If you have a problem with clicking from your jaw and the click disappears when you posture your lower jaw forwards and open and close, then the splint of choice is an Anterior Repositioning Splint. This guides your jaw downwards and forwards into a position from which you can open and close without causing the click and this allows the disc to reposition because of its natural elasticity. The splint is worn 24 hours a day only being removed for cleaning and is usually worn for three months.

Internal Derangements

The bite without an anterior repositioning splint in place.


Here is an example of someone using an anterior repositioning splint.

The most frequently made splint is a soft poly vinyl appliance similar to a gum shield. These are not made to any particular prescription and are made with the suggestion that they will “absorb” some of the bite force. What does happen in actual fact is that these allow an increase in the bite force and tooth grinding habit in a significant number of people as they are aware of having a soft compressible material between thier teeth. This can often increase the rate of tooth grinding or tooth clenching. These can wear very rapidly.

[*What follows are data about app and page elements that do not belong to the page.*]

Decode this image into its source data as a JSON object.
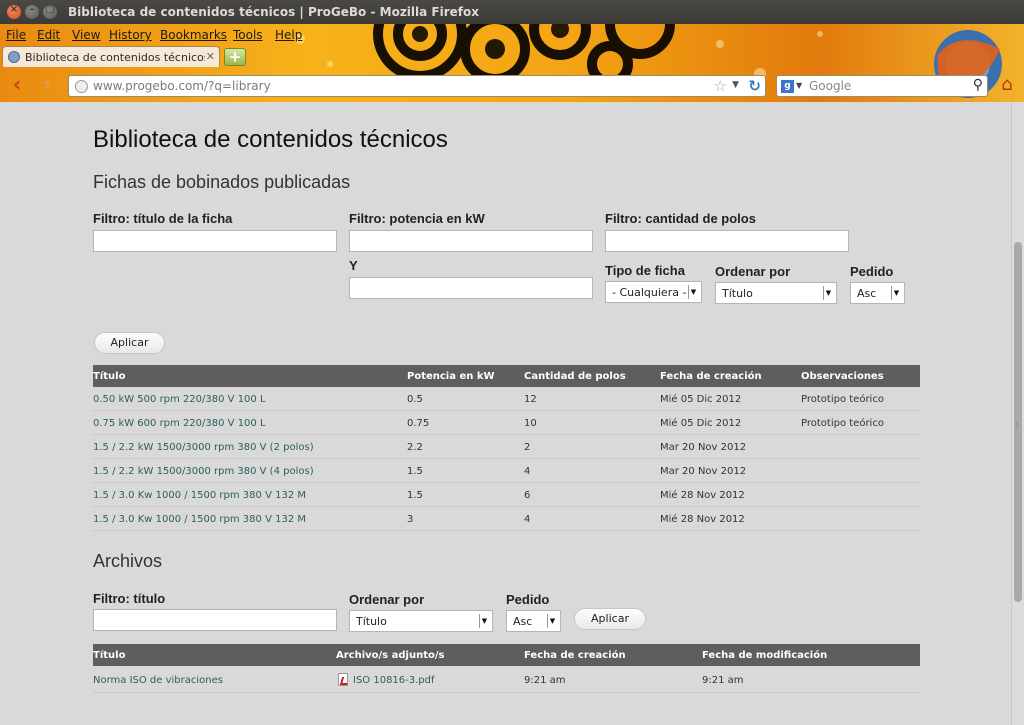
{
  "window": {
    "title": "Biblioteca de contenidos técnicos | ProGeBo - Mozilla Firefox"
  },
  "menu": {
    "file": "File",
    "edit": "Edit",
    "view": "View",
    "history": "History",
    "bookmarks": "Bookmarks",
    "tools": "Tools",
    "help": "Help"
  },
  "tab": {
    "label": "Biblioteca de contenidos técnicos | ..."
  },
  "navbar": {
    "url": "www.progebo.com/?q=library",
    "search_placeholder": "Google"
  },
  "page": {
    "title": "Biblioteca de contenidos técnicos",
    "fichas": {
      "heading": "Fichas de bobinados publicadas",
      "filter_title_label": "Filtro: título de la ficha",
      "filter_title_value": "",
      "filter_power_label": "Filtro: potencia en kW",
      "filter_power_value": "",
      "filter_y_label": "Y",
      "filter_y_value": "",
      "filter_poles_label": "Filtro: cantidad de polos",
      "filter_poles_value": "",
      "type_label": "Tipo de ficha",
      "type_value": "- Cualquiera -",
      "order_label": "Ordenar por",
      "order_value": "Título",
      "sort_label": "Pedido",
      "sort_value": "Asc",
      "apply_label": "Aplicar",
      "columns": [
        "Título",
        "Potencia en kW",
        "Cantidad de polos",
        "Fecha de creación",
        "Observaciones"
      ],
      "rows": [
        {
          "title": "0.50 kW 500 rpm 220/380 V 100 L",
          "power": "0.5",
          "poles": "12",
          "date": "Mié 05 Dic 2012",
          "notes": "Prototipo teórico"
        },
        {
          "title": "0.75 kW 600 rpm 220/380 V 100 L",
          "power": "0.75",
          "poles": "10",
          "date": "Mié 05 Dic 2012",
          "notes": "Prototipo teórico"
        },
        {
          "title": "1.5 / 2.2 kW 1500/3000 rpm 380 V (2 polos)",
          "power": "2.2",
          "poles": "2",
          "date": "Mar 20 Nov 2012",
          "notes": ""
        },
        {
          "title": "1.5 / 2.2 kW 1500/3000 rpm 380 V (4 polos)",
          "power": "1.5",
          "poles": "4",
          "date": "Mar 20 Nov 2012",
          "notes": ""
        },
        {
          "title": "1.5 / 3.0 Kw 1000 / 1500 rpm 380 V 132 M",
          "power": "1.5",
          "poles": "6",
          "date": "Mié 28 Nov 2012",
          "notes": ""
        },
        {
          "title": "1.5 / 3.0 Kw 1000 / 1500 rpm 380 V 132 M",
          "power": "3",
          "poles": "4",
          "date": "Mié 28 Nov 2012",
          "notes": ""
        }
      ]
    },
    "archivos": {
      "heading": "Archivos",
      "filter_title_label": "Filtro: título",
      "filter_title_value": "",
      "order_label": "Ordenar por",
      "order_value": "Título",
      "sort_label": "Pedido",
      "sort_value": "Asc",
      "apply_label": "Aplicar",
      "columns": [
        "Título",
        "Archivo/s adjunto/s",
        "Fecha de creación",
        "Fecha de modificación"
      ],
      "rows": [
        {
          "title": "Norma ISO de vibraciones",
          "file": "ISO 10816-3.pdf",
          "created": "9:21 am",
          "modified": "9:21 am"
        }
      ]
    }
  }
}
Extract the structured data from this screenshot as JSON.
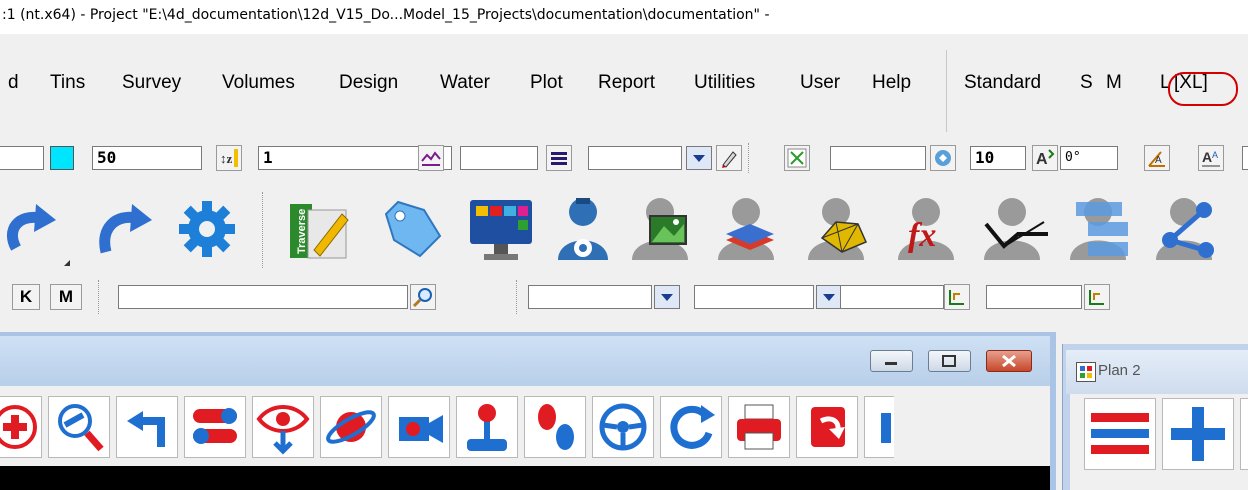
{
  "window": {
    "title": ":1 (nt.x64) - Project \"E:\\4d_documentation\\12d_V15_Do...Model_15_Projects\\documentation\\documentation\" -"
  },
  "menubar": {
    "items": [
      "d",
      "Tins",
      "Survey",
      "Volumes",
      "Design",
      "Water",
      "Plot",
      "Report",
      "Utilities",
      "User",
      "Help"
    ],
    "sizes": [
      "Standard",
      "S",
      "M",
      "L",
      "[XL]"
    ]
  },
  "toolbar1": {
    "field_width_value": "50",
    "field_z_value": "1",
    "field_text_value": "10",
    "field_angle_value": "0°",
    "colour_swatch": "#00e5ff"
  },
  "toolbar3": {
    "k_label": "K",
    "m_label": "M",
    "search_value": ""
  },
  "subwindow": {
    "icons": [
      "add-circle-icon",
      "zoom-icon",
      "undo-arrow-icon",
      "toggle-icon",
      "eye-down-icon",
      "planet-icon",
      "video-camera-icon",
      "joystick-icon",
      "footsteps-icon",
      "steering-wheel-icon",
      "refresh-icon",
      "printer-icon",
      "copy-arrow-icon"
    ]
  },
  "plan": {
    "title": "Plan 2"
  },
  "colors": {
    "highlight_ring": "#d20000",
    "accent_blue": "#1f6fd1",
    "accent_red": "#e11b22"
  }
}
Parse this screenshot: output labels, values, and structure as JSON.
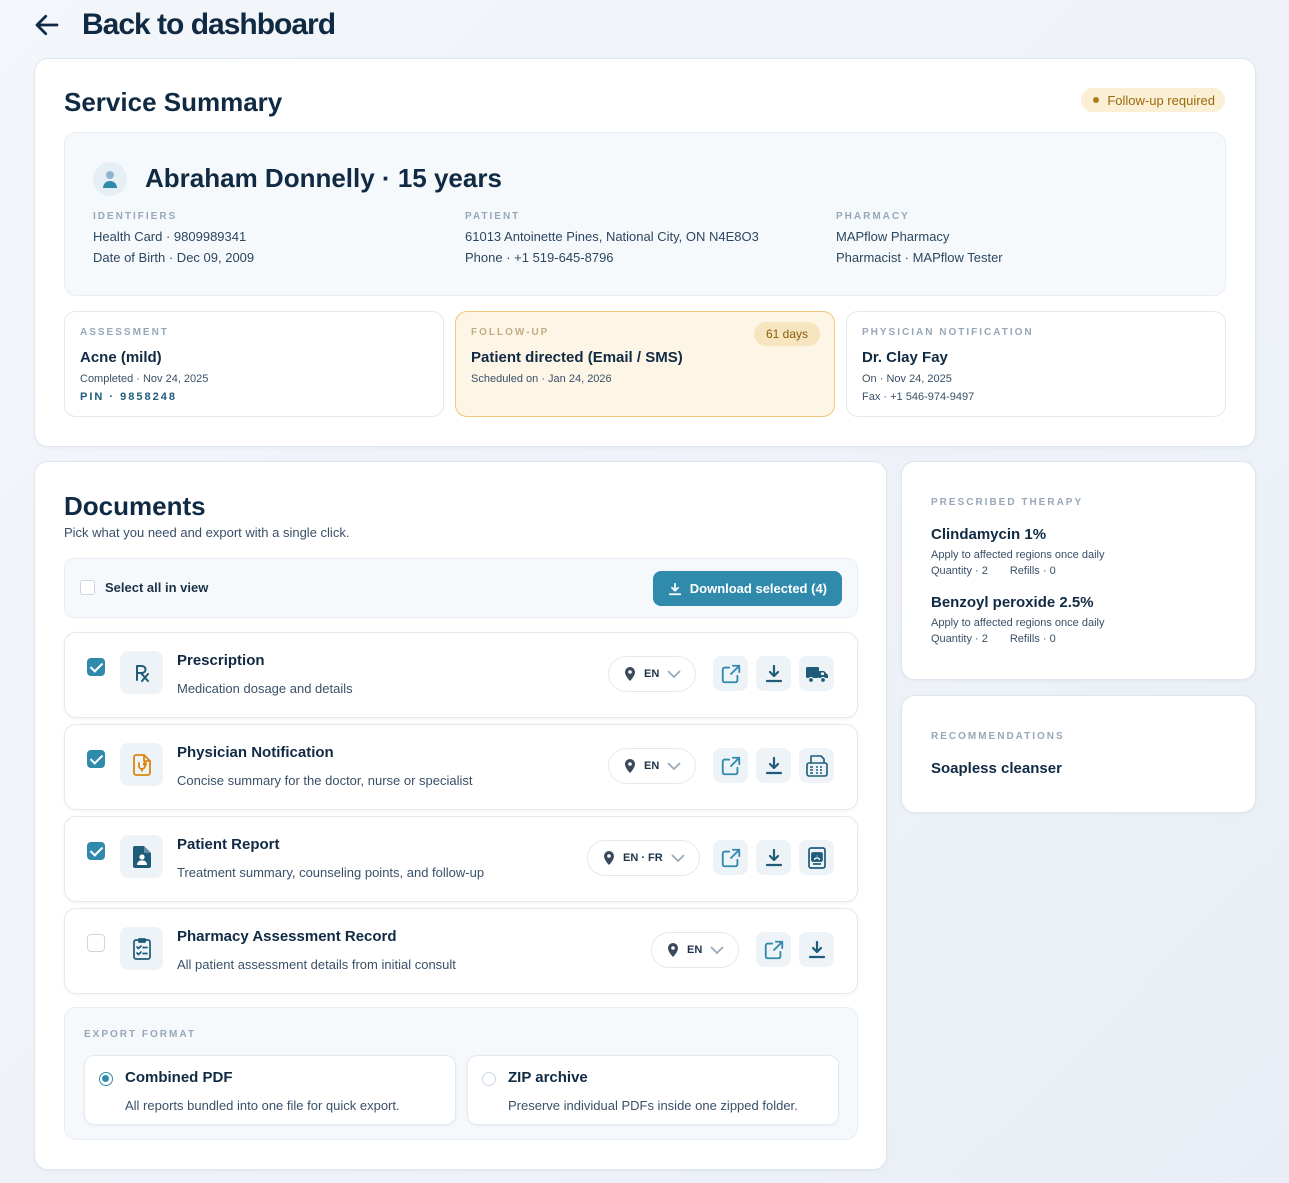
{
  "nav": {
    "back_label": "Back to dashboard"
  },
  "summary": {
    "title": "Service Summary",
    "status": "Follow-up required",
    "patient_name": "Abraham Donnelly · 15 years",
    "identifiers": {
      "label": "IDENTIFIERS",
      "line1": "Health Card · 9809989341",
      "line2": "Date of Birth · Dec 09, 2009"
    },
    "patient": {
      "label": "PATIENT",
      "line1": "61013 Antoinette Pines, National City, ON N4E8O3",
      "line2": "Phone · +1 519-645-8796"
    },
    "pharmacy": {
      "label": "PHARMACY",
      "line1": "MAPflow Pharmacy",
      "line2": "Pharmacist · MAPflow Tester"
    },
    "assessment": {
      "label": "ASSESSMENT",
      "title": "Acne (mild)",
      "line1": "Completed · Nov 24, 2025",
      "pin": "PIN · 9858248"
    },
    "followup": {
      "label": "FOLLOW-UP",
      "days": "61 days",
      "title": "Patient directed (Email / SMS)",
      "line1": "Scheduled on · Jan 24, 2026"
    },
    "physician": {
      "label": "PHYSICIAN NOTIFICATION",
      "title": "Dr. Clay Fay",
      "line1": "On · Nov 24, 2025",
      "line2": "Fax · +1 546-974-9497"
    }
  },
  "documents": {
    "title": "Documents",
    "subtitle": "Pick what you need and export with a single click.",
    "select_all_label": "Select all in view",
    "download_label": "Download selected (4)",
    "items": [
      {
        "title": "Prescription",
        "desc": "Medication dosage and details",
        "lang": "EN",
        "checked": true
      },
      {
        "title": "Physician Notification",
        "desc": "Concise summary for the doctor, nurse or specialist",
        "lang": "EN",
        "checked": true
      },
      {
        "title": "Patient Report",
        "desc": "Treatment summary, counseling points, and follow-up",
        "lang": "EN · FR",
        "checked": true
      },
      {
        "title": "Pharmacy Assessment Record",
        "desc": "All patient assessment details from initial consult",
        "lang": "EN",
        "checked": false
      }
    ],
    "export": {
      "label": "EXPORT FORMAT",
      "options": [
        {
          "title": "Combined PDF",
          "desc": "All reports bundled into one file for quick export.",
          "selected": true
        },
        {
          "title": "ZIP archive",
          "desc": "Preserve individual PDFs inside one zipped folder.",
          "selected": false
        }
      ]
    }
  },
  "therapy": {
    "label": "PRESCRIBED THERAPY",
    "items": [
      {
        "name": "Clindamycin 1%",
        "instructions": "Apply to affected regions once daily",
        "quantity": "Quantity · 2",
        "refills": "Refills · 0"
      },
      {
        "name": "Benzoyl peroxide 2.5%",
        "instructions": "Apply to affected regions once daily",
        "quantity": "Quantity · 2",
        "refills": "Refills · 0"
      }
    ]
  },
  "recommendations": {
    "label": "RECOMMENDATIONS",
    "items": [
      "Soapless cleanser"
    ]
  },
  "colors": {
    "accent": "#2f8aab",
    "navy": "#102a43",
    "followup_bg": "#fdf5e6",
    "followup_border": "#f0c77c",
    "doc_icon_orange": "#d9860f"
  },
  "icons": {
    "back": "arrow-left-icon",
    "avatar": "user-icon",
    "download": "download-icon",
    "prescription": "rx-icon",
    "physician": "stethoscope-doc-icon",
    "patient_report": "person-doc-icon",
    "assessment": "checklist-icon",
    "location": "pin-icon",
    "chevron": "chevron-down-icon",
    "open": "external-link-icon",
    "deliver": "truck-icon",
    "fax": "fax-icon",
    "print": "print-icon"
  }
}
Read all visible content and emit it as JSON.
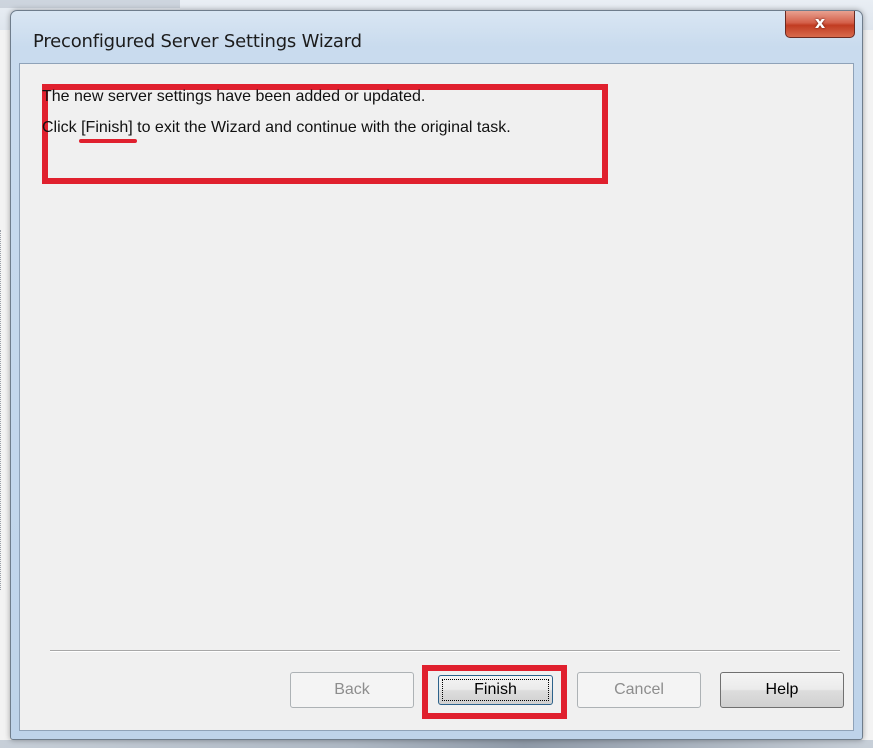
{
  "dialog": {
    "title": "Preconfigured Server Settings Wizard",
    "close_glyph": "x",
    "close_icon": "close-icon"
  },
  "message": {
    "line1": "The new server settings have been added or updated.",
    "line2_prefix": "Click ",
    "line2_finish": "[Finish]",
    "line2_suffix": " to exit the Wizard and continue with the original task."
  },
  "buttons": {
    "back": {
      "label": "Back",
      "enabled": false
    },
    "finish": {
      "label": "Finish",
      "enabled": true,
      "focused": true
    },
    "cancel": {
      "label": "Cancel",
      "enabled": false
    },
    "help": {
      "label": "Help",
      "enabled": true
    }
  },
  "colors": {
    "highlight": "#e0202e",
    "client_background": "#f0f0f0",
    "close_button": "#c13c22"
  }
}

Internal Derangements

Here is an example of a stabalisation appliance.

One design of splint which should be avoided at all costs is a partial coverage appliance. These are sometimes made to cover the back teeth only because patients do not like the appearance of the splint covering their front teeth where it is visible. What inevitably happens with an appliance such as this is that it permits unwanted and uncontrolled and unplanned tooth movement and can severely disrupt the bite if worn for any period of time.

There are a few instances when a specialist might prescribe a partial coverage appliance to intentionally encourage controlled and planned tooth movement. This will be discussed with you first and the treatment objectives will be predicted and rationalised.